What is expected:
Select the lines below containing the word "emit".

____________

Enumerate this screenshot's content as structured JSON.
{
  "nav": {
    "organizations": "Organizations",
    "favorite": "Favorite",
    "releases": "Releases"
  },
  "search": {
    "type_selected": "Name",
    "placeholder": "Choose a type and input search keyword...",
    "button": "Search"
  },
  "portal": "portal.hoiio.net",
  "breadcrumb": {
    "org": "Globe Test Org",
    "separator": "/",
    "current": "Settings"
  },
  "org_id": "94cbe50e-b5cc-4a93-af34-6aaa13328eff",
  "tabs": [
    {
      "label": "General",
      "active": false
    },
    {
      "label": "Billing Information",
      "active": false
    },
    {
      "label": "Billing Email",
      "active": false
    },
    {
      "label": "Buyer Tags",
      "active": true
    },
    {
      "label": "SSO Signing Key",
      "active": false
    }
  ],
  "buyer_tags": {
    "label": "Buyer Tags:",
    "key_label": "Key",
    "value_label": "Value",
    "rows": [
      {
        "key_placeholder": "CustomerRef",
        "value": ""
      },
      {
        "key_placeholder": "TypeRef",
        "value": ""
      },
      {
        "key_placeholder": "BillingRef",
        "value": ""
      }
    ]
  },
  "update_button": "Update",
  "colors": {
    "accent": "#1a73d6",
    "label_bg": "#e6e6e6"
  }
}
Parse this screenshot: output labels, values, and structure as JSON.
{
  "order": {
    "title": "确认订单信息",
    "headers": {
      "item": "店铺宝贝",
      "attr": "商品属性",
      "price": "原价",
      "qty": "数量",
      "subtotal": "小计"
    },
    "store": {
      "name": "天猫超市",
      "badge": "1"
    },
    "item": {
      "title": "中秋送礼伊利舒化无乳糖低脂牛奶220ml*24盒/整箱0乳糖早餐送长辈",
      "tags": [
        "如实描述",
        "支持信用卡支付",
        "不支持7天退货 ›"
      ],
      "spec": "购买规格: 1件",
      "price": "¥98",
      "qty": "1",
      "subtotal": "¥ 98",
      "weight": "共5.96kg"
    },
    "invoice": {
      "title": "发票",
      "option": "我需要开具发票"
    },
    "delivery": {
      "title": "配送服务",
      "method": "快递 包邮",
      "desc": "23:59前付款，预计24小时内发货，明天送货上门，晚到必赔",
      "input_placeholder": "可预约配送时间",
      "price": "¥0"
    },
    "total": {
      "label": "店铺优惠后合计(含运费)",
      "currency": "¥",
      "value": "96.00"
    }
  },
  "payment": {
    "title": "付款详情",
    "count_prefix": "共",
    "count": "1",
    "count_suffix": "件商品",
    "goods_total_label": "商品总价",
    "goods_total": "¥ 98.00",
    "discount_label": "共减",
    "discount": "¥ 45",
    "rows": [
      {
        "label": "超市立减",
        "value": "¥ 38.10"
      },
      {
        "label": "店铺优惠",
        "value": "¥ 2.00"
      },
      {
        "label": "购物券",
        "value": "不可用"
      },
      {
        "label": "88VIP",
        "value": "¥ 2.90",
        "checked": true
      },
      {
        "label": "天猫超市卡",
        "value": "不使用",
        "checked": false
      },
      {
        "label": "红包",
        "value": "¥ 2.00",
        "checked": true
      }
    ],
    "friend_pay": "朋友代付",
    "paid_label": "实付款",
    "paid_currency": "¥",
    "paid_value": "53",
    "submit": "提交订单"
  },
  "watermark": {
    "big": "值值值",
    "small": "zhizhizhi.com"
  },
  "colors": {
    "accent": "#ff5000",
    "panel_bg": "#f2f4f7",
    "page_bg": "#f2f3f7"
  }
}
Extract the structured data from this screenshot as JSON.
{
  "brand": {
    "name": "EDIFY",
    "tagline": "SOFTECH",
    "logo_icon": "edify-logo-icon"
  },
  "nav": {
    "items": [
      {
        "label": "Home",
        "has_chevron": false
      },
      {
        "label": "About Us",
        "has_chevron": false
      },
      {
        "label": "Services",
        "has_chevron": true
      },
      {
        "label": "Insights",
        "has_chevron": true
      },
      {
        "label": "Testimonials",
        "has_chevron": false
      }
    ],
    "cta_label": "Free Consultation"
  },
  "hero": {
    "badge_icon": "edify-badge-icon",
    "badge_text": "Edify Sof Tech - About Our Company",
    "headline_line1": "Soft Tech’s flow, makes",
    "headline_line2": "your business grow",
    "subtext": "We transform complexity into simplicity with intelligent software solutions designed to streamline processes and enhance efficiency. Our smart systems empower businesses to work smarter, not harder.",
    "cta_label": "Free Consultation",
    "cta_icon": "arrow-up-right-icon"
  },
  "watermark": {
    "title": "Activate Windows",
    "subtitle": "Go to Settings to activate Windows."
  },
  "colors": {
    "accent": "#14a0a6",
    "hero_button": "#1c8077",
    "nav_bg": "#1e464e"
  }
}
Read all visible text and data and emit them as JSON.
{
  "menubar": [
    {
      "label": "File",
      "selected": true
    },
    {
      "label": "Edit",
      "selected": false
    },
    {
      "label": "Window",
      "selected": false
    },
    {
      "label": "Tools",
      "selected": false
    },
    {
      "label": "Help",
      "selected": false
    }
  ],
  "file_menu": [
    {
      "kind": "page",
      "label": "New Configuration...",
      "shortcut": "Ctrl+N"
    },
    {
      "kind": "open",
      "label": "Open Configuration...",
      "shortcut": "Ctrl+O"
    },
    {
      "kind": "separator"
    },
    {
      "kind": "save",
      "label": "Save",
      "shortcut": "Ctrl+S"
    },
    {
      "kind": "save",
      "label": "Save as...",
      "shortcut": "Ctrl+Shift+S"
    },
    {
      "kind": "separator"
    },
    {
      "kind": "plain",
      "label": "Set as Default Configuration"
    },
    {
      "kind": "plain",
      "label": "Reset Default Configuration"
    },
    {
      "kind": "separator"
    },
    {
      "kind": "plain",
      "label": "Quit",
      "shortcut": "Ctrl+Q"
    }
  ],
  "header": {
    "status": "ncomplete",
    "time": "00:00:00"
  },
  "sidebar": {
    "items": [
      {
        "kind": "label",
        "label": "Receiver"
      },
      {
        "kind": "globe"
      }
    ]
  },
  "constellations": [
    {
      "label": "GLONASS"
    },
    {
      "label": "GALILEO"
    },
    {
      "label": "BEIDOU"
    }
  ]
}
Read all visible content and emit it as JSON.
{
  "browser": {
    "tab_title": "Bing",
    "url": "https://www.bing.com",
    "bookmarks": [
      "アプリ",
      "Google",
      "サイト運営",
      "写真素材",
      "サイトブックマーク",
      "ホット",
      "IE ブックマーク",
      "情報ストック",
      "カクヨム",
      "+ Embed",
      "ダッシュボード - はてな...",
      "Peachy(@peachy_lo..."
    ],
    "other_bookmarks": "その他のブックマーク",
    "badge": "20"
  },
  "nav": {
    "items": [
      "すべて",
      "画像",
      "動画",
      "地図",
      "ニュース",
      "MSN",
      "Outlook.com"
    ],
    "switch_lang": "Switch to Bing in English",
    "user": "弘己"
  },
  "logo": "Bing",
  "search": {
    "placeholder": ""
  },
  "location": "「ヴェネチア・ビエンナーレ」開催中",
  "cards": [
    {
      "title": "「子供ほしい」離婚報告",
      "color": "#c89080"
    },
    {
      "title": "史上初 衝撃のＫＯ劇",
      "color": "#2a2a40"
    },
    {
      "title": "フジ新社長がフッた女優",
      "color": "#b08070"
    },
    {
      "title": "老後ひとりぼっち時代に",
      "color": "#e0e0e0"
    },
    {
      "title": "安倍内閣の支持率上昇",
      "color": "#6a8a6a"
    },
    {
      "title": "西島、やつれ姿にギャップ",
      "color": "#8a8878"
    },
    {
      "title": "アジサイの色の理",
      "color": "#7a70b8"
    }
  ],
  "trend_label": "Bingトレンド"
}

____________

Response box:
Read all visible text and data and emit them as JSON.
Read all visible content and emit it as JSON.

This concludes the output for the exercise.